→ **Excerpted data**:
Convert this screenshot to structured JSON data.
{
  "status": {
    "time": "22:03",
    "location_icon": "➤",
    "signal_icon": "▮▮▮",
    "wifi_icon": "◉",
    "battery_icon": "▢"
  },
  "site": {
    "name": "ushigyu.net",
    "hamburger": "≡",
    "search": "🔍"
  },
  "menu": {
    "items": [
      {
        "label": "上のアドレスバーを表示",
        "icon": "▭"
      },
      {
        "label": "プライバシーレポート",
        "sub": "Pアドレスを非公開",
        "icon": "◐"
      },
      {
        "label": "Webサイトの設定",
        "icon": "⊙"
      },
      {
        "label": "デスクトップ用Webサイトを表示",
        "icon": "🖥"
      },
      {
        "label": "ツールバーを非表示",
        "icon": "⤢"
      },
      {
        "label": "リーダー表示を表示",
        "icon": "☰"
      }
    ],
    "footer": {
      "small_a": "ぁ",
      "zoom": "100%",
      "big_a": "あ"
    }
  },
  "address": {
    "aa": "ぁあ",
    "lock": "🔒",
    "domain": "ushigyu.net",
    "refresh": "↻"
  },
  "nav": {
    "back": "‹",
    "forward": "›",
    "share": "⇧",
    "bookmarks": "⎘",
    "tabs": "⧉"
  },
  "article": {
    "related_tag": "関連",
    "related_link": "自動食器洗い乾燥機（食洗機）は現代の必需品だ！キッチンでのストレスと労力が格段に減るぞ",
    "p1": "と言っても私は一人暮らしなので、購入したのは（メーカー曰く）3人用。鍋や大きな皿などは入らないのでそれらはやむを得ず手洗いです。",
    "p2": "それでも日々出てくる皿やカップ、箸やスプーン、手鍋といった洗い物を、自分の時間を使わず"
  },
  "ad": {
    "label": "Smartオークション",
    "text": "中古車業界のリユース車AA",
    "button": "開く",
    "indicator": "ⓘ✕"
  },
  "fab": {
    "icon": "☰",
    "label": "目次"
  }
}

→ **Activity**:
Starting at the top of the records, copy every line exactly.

→ **Written answer**:
Convert this screenshot to structured JSON data.
{
  "status": {
    "time": "22:03",
    "location_icon": "➤",
    "signal_icon": "▮▮▮",
    "wifi_icon": "◉",
    "battery_icon": "▢"
  },
  "site": {
    "name": "ushigyu.net",
    "hamburger": "≡",
    "search": "🔍"
  },
  "menu": {
    "items": [
      {
        "label": "上のアドレスバーを表示",
        "icon": "▭"
      },
      {
        "label": "プライバシーレポート",
        "sub": "Pアドレスを非公開",
        "icon": "◐"
      },
      {
        "label": "Webサイトの設定",
        "icon": "⊙"
      },
      {
        "label": "デスクトップ用Webサイトを表示",
        "icon": "🖥"
      },
      {
        "label": "ツールバーを非表示",
        "icon": "⤢"
      },
      {
        "label": "リーダー表示を表示",
        "icon": "☰"
      }
    ],
    "footer": {
      "small_a": "ぁ",
      "zoom": "100%",
      "big_a": "あ"
    }
  },
  "address": {
    "aa": "ぁあ",
    "lock": "🔒",
    "domain": "ushigyu.net",
    "refresh": "↻"
  },
  "nav": {
    "back": "‹",
    "forward": "›",
    "share": "⇧",
    "bookmarks": "⎘",
    "tabs": "⧉"
  },
  "article": {
    "related_tag": "関連",
    "related_link": "自動食器洗い乾燥機（食洗機）は現代の必需品だ！キッチンでのストレスと労力が格段に減るぞ",
    "p1": "と言っても私は一人暮らしなので、購入したのは（メーカー曰く）3人用。鍋や大きな皿などは入らないのでそれらはやむを得ず手洗いです。",
    "p2": "それでも日々出てくる皿やカップ、箸やスプーン、手鍋といった洗い物を、自分の時間を使わず"
  },
  "ad": {
    "label": "Smartオークション",
    "text": "中古車業界のリユース車AA",
    "button": "開く",
    "indicator": "ⓘ✕"
  },
  "fab": {
    "icon": "☰",
    "label": "目次"
  }
}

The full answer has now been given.